SOMETHING extraordinary is happening at Liverpool FC. A club mired in depression just a month ago is suddenly on the bounce WRITES JIM WHITE.
Optimism reigns where pessimism once stalked. Talk of Europe has replaced shudders about relegation. And yet an objective analysis of the facts might lead you to wonder how this change came about.
Put a different spin on the same sequence of events that took place this week, and things would have looked very different.
Imagine, for a moment, if it were not the present manager who had recruited Andy Carroll. Imagine if Roy Hodgson had clung on in the boot room a month longer and had been in charge during what was quickly christened 'Manic Monday'.
And imagine he had then, as circumstances conspired against him, as time ran out, come to the same conclusions as his successor, Kenny Dalglish.

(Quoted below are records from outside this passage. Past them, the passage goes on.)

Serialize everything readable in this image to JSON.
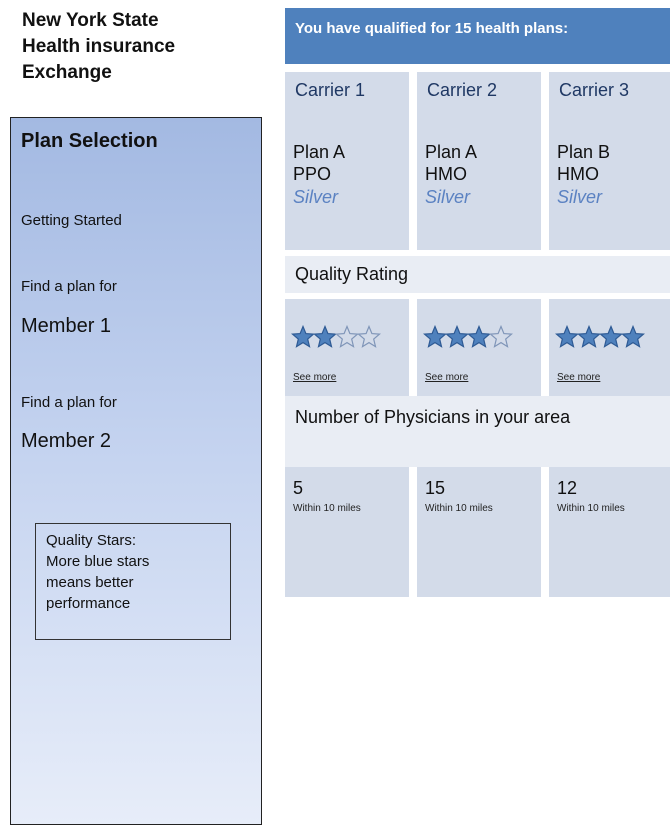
{
  "logo": {
    "lines": [
      "New York State",
      "Health insurance",
      "Exchange"
    ]
  },
  "sidebar": {
    "title": "Plan Selection",
    "getting_started": "Getting Started",
    "find_plan_1": "Find a plan for",
    "member_1": "Member 1",
    "find_plan_2": "Find a plan for",
    "member_2": "Member 2",
    "note_lines": [
      "Quality Stars:",
      "More blue stars",
      "means better",
      "performance"
    ]
  },
  "banner": {
    "text": "You have qualified for 15 health plans:"
  },
  "plans": [
    {
      "carrier": "Carrier 1",
      "plan": "Plan A",
      "type": "PPO",
      "metal": "Silver",
      "stars": 2,
      "see_more": "See more",
      "physicians": "5",
      "within": "Within 10 miles"
    },
    {
      "carrier": "Carrier 2",
      "plan": "Plan A",
      "type": "HMO",
      "metal": "Silver",
      "stars": 3,
      "see_more": "See more",
      "physicians": "15",
      "within": "Within 10 miles"
    },
    {
      "carrier": "Carrier 3",
      "plan": "Plan B",
      "type": "HMO",
      "metal": "Silver",
      "stars": 4,
      "see_more": "See more",
      "physicians": "12",
      "within": "Within 10 miles"
    }
  ],
  "stars_max": 4,
  "sections": {
    "quality_rating": "Quality Rating",
    "physicians": "Number of Physicians in your area"
  },
  "colors": {
    "banner": "#4f81bd",
    "star_fill": "#4f81bd",
    "metal_text": "#5b82c2"
  }
}
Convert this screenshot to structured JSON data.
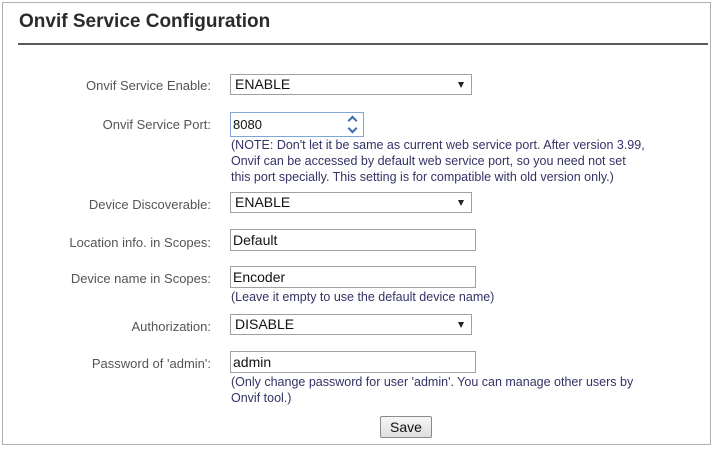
{
  "page": {
    "title": "Onvif Service Configuration"
  },
  "fields": {
    "service_enable": {
      "label": "Onvif Service Enable:",
      "value": "ENABLE"
    },
    "service_port": {
      "label": "Onvif Service Port:",
      "value": "8080",
      "note_line1": "(NOTE: Don't let it be same as current web service port. After version 3.99,",
      "note_line2": "Onvif can be accessed by default web service port, so you need not set",
      "note_line3": "this port specially. This setting is for compatible with old version only.)"
    },
    "device_discoverable": {
      "label": "Device Discoverable:",
      "value": "ENABLE"
    },
    "location_info": {
      "label": "Location info. in Scopes:",
      "value": "Default"
    },
    "device_name": {
      "label": "Device name in Scopes:",
      "value": "Encoder",
      "note": "(Leave it empty to use the default device name)"
    },
    "authorization": {
      "label": "Authorization:",
      "value": "DISABLE"
    },
    "admin_password": {
      "label": "Password of 'admin':",
      "value": "admin",
      "note_line1": "(Only change password for user 'admin'. You can manage other users by",
      "note_line2": "Onvif tool.)"
    }
  },
  "actions": {
    "save_label": "Save"
  },
  "icons": {
    "select_arrow": "chevron-down-icon",
    "spin_up": "chevron-up-icon",
    "spin_down": "chevron-down-icon"
  },
  "colors": {
    "title_rule": "#5a5a5a",
    "note_text": "#333366",
    "spin_accent": "#3a6db0"
  }
}
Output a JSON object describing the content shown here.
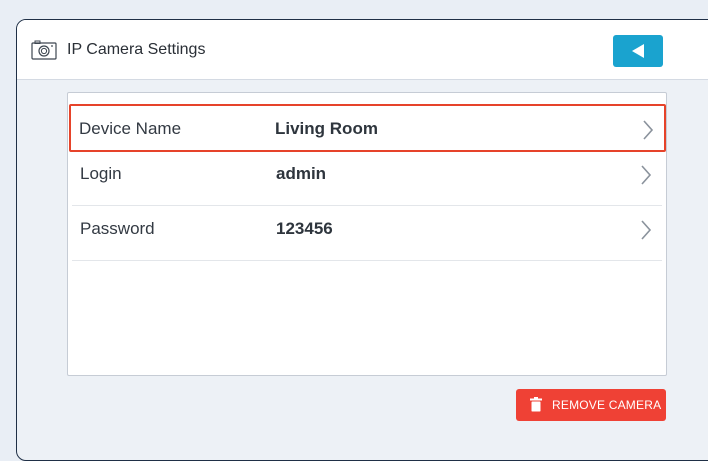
{
  "header": {
    "title": "IP Camera Settings",
    "camera_icon": "camera-icon",
    "back_icon": "back-arrow-icon"
  },
  "settings": [
    {
      "label": "Device Name",
      "value": "Living Room",
      "selected": true
    },
    {
      "label": "Login",
      "value": "admin",
      "selected": false
    },
    {
      "label": "Password",
      "value": "123456",
      "selected": false
    }
  ],
  "footer": {
    "remove_label": "REMOVE CAMERA",
    "remove_icon": "trash-icon"
  },
  "colors": {
    "accent": "#1aa3cf",
    "danger": "#ef4135",
    "selection_outline": "#e6432a"
  }
}
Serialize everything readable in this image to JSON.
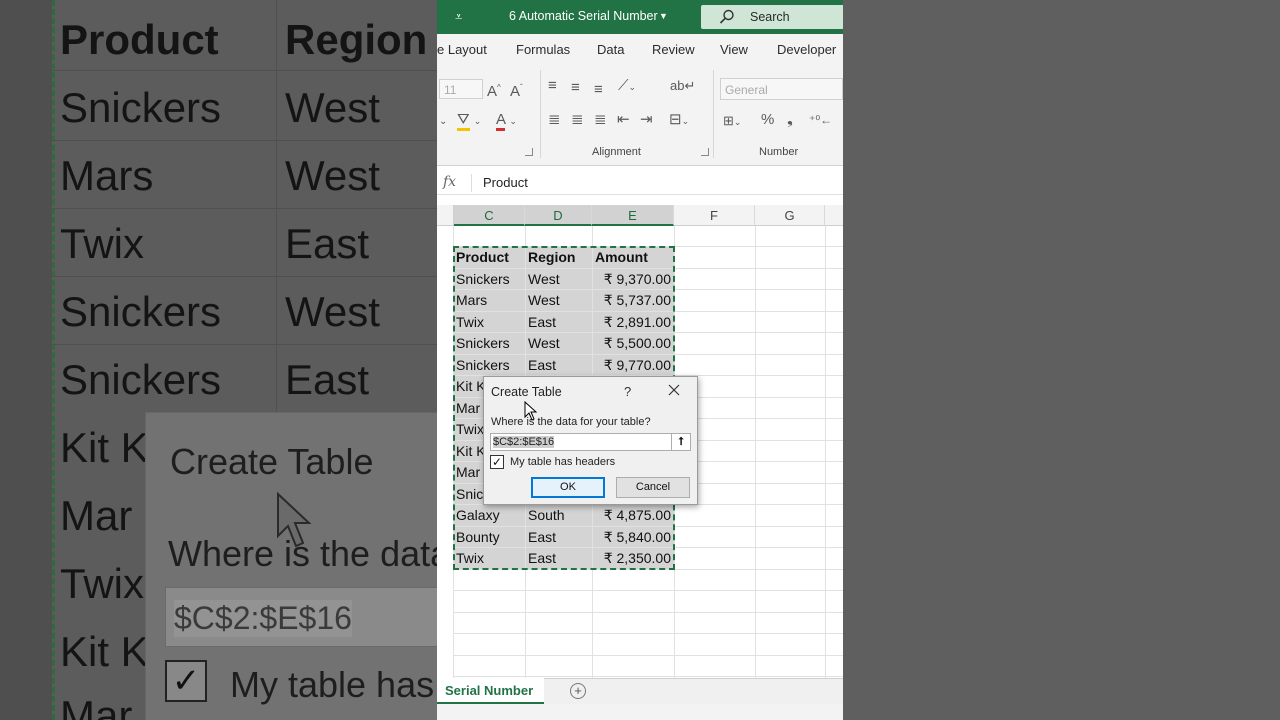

If he had sanctioned the sale of Torres, the unequivocal hero of the Kop, and, seeking his replacement, £36m for a man who had scored 12 top-flight goals, would the crowd have stood united in welcome?
Would Torres -- now the Lord Haw-Haw of Merseyside -- have been villified? More likely the phone-in lines would have been jammed with angry fans.
Buy a replica? He's not fit to wear the shirt, they would have fumed. To replace our hero, Hodgson's gone and bought Paul Konchesky with a ponytail. As for Torres, well who could blame him wanting to escape from Roy? Who wouldn't?
The owners of Liverpool have great belief in systems. They followed the principles laid down in Michael Lewis' book 'Moneyball' to lead the Boston Red Sox back to the pinnacle. In sport, they reckon, objectivity is all.
Analysis, value, statistics: these are the things that deliver success. And yet at Liverpool, they have discovered that precisely the opposite seems to drive football in England.
It appears to be a game in which collective emotion can affect results, in which success is derived from positivity, in which spin is king. In a sense, it is a magnificent trick Dalglish has pulled off these past few weeks.
Before his appointment, he was criticised for being out of the game for 10 years. But he didn't need to be up-to-the-minute on the latest sports science techniques to understand that the main thing a manager can do is improve morale. His injection of insistent upbeat energy has revivified the club he loves.
The players are largely the same, the staff remain in place, yet the mood is altered beyond recognition. Everyone notices it the moment they walk into Anfield on a match day.
And if everyone is feeling better about themselves, then the players will play better, the results improve and a benevolent circle will develop.
It may not be the most sophisticated scientific approach, but it works.